They searched the couple’s offices and home in the prefecture as well as those in Tokyo.

Joined by their colleagues in Tokyo, Osaka and Nagoya into the investigation, prosecutors in Hiroshima in March arrested and indicted a man who served as policy aide to Kawai at the time of the election as well as an official aide to Anri on charges of breaching the Public Offices Election Law.

Both men are standing trial at the Hiroshima District Court.

Anri’s election result will be nullified if the court applies the guilt-by-association system when the official aide to Anri receives a suspended prison term or a stiffer sentence.

During the investigation into the two individuals, investigators obtained a copy of a list that showed that the Kawais doled out cash to a large number of people.

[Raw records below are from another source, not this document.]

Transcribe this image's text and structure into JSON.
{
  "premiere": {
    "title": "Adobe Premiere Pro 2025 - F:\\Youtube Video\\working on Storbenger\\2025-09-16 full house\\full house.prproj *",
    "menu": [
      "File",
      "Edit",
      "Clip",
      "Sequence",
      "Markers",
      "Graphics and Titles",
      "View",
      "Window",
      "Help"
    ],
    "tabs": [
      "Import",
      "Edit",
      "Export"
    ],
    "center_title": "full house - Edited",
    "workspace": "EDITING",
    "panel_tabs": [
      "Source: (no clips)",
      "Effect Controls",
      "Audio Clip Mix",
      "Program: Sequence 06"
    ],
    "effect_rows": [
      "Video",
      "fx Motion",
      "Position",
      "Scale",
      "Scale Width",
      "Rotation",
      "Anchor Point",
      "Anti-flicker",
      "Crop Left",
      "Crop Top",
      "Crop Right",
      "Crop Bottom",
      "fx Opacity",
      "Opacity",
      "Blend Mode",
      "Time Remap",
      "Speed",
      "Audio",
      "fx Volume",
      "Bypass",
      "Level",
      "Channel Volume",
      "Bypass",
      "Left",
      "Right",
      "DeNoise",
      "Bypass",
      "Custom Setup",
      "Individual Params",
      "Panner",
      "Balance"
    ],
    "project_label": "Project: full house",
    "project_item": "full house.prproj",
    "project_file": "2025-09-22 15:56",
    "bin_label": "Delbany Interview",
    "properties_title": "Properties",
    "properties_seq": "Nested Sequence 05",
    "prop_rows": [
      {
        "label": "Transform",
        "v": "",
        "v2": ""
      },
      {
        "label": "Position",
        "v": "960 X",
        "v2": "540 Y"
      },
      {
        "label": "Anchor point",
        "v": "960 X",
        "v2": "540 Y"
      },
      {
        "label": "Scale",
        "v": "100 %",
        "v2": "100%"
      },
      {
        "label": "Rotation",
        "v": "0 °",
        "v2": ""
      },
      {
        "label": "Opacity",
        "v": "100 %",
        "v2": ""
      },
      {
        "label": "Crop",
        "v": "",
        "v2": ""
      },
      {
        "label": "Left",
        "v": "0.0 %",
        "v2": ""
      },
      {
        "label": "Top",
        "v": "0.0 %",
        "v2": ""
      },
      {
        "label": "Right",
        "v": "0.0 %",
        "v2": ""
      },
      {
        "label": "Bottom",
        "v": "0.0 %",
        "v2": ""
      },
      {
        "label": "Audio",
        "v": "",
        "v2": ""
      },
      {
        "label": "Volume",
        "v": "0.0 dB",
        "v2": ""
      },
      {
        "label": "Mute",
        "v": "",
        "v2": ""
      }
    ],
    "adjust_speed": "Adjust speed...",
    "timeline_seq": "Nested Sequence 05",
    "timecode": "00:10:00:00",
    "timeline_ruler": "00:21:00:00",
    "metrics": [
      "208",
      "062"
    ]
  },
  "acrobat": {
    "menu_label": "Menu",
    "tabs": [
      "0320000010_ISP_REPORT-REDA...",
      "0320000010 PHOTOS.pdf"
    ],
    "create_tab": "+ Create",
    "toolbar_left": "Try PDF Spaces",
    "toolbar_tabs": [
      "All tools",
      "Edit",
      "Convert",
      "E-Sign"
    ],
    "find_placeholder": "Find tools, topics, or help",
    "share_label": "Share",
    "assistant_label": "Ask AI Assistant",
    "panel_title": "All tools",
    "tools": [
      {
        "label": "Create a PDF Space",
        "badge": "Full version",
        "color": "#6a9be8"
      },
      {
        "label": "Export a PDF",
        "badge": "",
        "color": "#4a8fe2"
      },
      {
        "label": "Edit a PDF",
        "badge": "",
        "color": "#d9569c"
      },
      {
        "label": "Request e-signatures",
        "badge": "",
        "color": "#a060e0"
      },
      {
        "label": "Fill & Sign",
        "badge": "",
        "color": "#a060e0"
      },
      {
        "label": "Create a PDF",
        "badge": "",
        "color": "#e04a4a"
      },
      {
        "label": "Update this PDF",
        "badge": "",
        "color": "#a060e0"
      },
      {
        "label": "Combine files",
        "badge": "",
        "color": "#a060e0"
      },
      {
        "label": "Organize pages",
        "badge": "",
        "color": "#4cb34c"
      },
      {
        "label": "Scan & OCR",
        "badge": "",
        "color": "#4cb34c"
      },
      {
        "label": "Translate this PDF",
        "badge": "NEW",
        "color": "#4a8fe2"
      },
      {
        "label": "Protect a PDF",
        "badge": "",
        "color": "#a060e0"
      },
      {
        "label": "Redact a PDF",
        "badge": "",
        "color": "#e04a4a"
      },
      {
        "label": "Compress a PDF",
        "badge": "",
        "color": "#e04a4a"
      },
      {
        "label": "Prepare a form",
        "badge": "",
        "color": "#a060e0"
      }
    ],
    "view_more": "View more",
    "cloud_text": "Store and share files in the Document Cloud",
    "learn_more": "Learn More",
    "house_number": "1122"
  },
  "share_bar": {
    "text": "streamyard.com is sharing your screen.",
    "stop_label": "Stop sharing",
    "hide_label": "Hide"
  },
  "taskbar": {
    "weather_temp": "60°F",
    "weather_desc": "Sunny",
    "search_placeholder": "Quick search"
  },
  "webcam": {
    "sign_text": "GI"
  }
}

The special team of the Tokyo District Public Prosecutors Office effectively led the investigation into the couple, interviewing local assembly members and others since March.

In the Upper House election, the LDP’s prefectural chapter sought to rally behind Kensei Mizote, a veteran incumbent and former chief of the National Public Safety Commission, as the party’s sole candidate.

But the LDP headquarters in Tokyo opted to seek two seats up for grabs, also fielding Anri. Anri was elected, but not Mizote.

In interviews with The Asahi Shimbun, 31 people, assembly members included, admitted to having received cash totaling more than 7 million yen from the Kawais between March and July.

Some of the interviewees said that they believed that the money was aimed at buying their support for Anri in the Upper House election.

Kawai was elected to the Lower House seven times.

After serving as state minister of justice and special adviser to Prime Minister Shinzo Abe, he became justice minister in September.

But he stepped down from the post the following month after a weekly magazine reported on the vote-buying scandal involving his wife.